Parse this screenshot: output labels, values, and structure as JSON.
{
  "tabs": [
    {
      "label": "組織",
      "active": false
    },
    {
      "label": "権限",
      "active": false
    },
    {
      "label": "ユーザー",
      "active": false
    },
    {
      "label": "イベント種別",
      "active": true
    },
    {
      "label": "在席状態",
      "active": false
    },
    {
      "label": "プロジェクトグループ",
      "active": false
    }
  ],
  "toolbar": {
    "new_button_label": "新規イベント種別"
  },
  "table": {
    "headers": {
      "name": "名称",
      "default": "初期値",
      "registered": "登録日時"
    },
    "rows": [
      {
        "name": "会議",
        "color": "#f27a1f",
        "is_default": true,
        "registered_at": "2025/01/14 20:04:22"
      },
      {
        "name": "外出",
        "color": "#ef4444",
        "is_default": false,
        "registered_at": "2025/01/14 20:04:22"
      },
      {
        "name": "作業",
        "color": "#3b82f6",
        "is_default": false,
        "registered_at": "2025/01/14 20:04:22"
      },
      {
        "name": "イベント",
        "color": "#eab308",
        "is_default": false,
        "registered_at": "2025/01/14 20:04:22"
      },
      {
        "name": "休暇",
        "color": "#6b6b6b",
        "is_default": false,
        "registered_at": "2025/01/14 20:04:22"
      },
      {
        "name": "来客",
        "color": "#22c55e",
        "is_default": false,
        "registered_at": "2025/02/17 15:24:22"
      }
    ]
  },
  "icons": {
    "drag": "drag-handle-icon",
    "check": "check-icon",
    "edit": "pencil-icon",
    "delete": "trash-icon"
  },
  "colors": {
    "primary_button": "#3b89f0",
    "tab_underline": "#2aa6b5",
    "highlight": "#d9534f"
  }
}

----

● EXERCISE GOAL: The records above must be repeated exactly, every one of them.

● ANSWER TO THE PROBLEM:
Parse this screenshot: output labels, values, and structure as JSON.
{
  "tabs": [
    {
      "label": "組織",
      "active": false
    },
    {
      "label": "権限",
      "active": false
    },
    {
      "label": "ユーザー",
      "active": false
    },
    {
      "label": "イベント種別",
      "active": true
    },
    {
      "label": "在席状態",
      "active": false
    },
    {
      "label": "プロジェクトグループ",
      "active": false
    }
  ],
  "toolbar": {
    "new_button_label": "新規イベント種別"
  },
  "table": {
    "headers": {
      "name": "名称",
      "default": "初期値",
      "registered": "登録日時"
    },
    "rows": [
      {
        "name": "会議",
        "color": "#f27a1f",
        "is_default": true,
        "registered_at": "2025/01/14 20:04:22"
      },
      {
        "name": "外出",
        "color": "#ef4444",
        "is_default": false,
        "registered_at": "2025/01/14 20:04:22"
      },
      {
        "name": "作業",
        "color": "#3b82f6",
        "is_default": false,
        "registered_at": "2025/01/14 20:04:22"
      },
      {
        "name": "イベント",
        "color": "#eab308",
        "is_default": false,
        "registered_at": "2025/01/14 20:04:22"
      },
      {
        "name": "休暇",
        "color": "#6b6b6b",
        "is_default": false,
        "registered_at": "2025/01/14 20:04:22"
      },
      {
        "name": "来客",
        "color": "#22c55e",
        "is_default": false,
        "registered_at": "2025/02/17 15:24:22"
      }
    ]
  },
  "icons": {
    "drag": "drag-handle-icon",
    "check": "check-icon",
    "edit": "pencil-icon",
    "delete": "trash-icon"
  },
  "colors": {
    "primary_button": "#3b89f0",
    "tab_underline": "#2aa6b5",
    "highlight": "#d9534f"
  }
}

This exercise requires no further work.